■ EXERCISE ■
Your answer should consist of all lines in the listing that hold the word "JSON".

■ SOURCE MATERIAL ■

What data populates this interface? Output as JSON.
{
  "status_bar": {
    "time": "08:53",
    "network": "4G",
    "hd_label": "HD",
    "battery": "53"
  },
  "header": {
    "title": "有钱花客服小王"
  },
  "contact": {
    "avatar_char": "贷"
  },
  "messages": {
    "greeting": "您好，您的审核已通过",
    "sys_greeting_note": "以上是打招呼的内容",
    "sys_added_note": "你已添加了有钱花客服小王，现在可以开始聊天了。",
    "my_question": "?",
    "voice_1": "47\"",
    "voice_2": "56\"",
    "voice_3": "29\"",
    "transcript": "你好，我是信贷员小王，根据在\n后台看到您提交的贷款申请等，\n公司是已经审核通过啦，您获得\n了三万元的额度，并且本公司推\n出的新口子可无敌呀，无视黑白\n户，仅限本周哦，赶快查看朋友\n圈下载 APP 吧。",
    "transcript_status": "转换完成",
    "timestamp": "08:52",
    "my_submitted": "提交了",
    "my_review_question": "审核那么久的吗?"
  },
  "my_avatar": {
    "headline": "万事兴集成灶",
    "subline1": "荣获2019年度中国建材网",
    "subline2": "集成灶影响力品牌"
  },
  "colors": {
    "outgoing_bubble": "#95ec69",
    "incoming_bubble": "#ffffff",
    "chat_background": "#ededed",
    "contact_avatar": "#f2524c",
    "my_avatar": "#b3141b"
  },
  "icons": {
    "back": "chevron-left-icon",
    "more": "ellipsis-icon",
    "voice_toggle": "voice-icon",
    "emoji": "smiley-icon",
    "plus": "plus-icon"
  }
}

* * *

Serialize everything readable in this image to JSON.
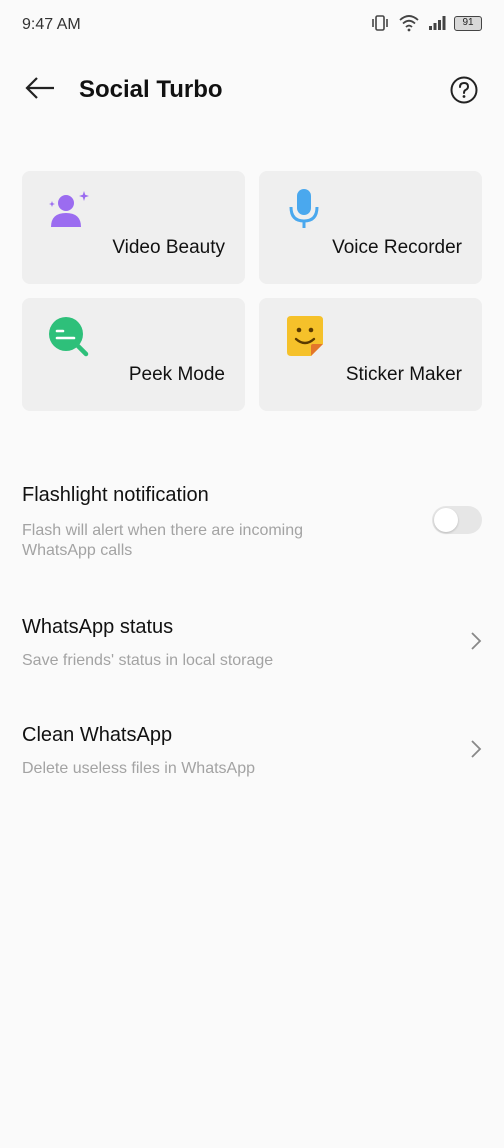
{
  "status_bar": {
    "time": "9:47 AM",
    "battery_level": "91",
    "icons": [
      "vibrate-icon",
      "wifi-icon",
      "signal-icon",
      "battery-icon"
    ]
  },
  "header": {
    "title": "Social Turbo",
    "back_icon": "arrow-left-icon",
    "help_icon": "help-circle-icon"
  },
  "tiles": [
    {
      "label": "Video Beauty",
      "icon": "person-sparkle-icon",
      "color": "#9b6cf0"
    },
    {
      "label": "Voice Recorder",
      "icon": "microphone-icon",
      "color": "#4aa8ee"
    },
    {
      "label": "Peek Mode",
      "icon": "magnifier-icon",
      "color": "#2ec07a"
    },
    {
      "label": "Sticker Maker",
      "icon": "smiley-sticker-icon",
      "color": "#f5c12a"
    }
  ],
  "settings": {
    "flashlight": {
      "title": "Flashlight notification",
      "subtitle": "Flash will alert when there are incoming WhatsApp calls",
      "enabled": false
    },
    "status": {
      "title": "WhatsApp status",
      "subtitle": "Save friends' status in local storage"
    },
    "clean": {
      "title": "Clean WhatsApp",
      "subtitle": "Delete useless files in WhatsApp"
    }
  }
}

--

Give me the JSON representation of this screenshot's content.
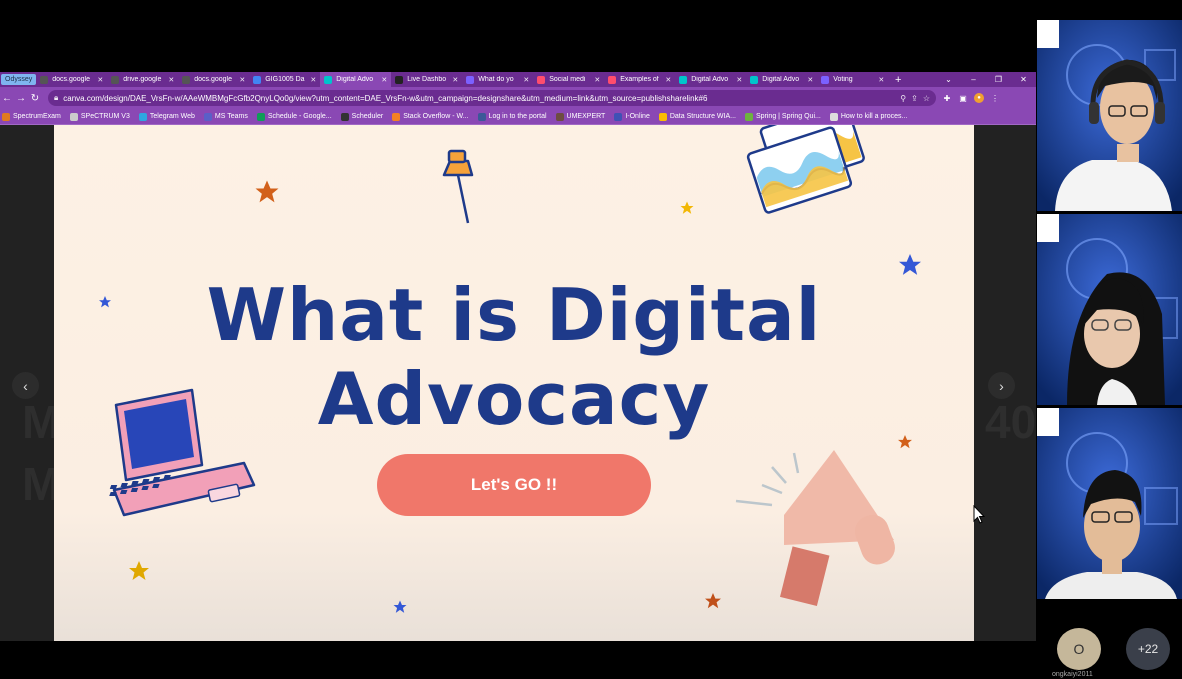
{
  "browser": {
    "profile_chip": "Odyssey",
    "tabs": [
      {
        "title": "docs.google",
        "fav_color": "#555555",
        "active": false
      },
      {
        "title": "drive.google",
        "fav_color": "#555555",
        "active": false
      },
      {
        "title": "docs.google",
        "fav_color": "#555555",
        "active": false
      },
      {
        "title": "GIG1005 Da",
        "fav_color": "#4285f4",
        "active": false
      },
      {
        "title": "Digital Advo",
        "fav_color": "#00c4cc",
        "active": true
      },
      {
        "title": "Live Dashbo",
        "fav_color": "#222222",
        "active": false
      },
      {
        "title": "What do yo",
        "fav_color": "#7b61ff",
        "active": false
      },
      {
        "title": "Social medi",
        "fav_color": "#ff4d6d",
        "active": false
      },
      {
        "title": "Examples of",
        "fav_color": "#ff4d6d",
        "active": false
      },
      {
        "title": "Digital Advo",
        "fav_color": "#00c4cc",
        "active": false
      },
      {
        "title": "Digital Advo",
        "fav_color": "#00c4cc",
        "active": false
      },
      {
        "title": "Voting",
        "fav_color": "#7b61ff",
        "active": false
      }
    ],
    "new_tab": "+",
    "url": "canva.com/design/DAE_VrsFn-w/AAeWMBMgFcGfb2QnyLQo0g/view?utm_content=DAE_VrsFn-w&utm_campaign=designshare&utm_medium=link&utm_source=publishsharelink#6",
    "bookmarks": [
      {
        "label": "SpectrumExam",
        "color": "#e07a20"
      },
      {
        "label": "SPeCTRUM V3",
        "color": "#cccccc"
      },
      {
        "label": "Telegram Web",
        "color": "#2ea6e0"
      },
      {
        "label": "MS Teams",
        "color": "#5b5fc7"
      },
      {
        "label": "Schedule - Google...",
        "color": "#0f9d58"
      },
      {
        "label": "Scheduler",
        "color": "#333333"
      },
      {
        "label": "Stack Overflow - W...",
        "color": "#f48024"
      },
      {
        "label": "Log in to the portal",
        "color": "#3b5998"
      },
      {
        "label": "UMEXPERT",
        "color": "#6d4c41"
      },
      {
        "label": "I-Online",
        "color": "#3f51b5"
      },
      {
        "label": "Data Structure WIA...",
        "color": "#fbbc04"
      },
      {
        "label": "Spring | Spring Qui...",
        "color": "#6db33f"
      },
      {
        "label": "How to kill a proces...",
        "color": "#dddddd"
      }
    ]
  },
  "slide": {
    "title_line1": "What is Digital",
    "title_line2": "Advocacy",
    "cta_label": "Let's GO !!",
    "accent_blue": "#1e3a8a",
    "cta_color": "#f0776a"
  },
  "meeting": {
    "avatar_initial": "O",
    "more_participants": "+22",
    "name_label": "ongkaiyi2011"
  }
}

■ COMPLETED EXERCISE ■
What data populates this interface? Output as JSON.
Serialize everything readable in this image to JSON.
Give me the JSON representation of this screenshot's content.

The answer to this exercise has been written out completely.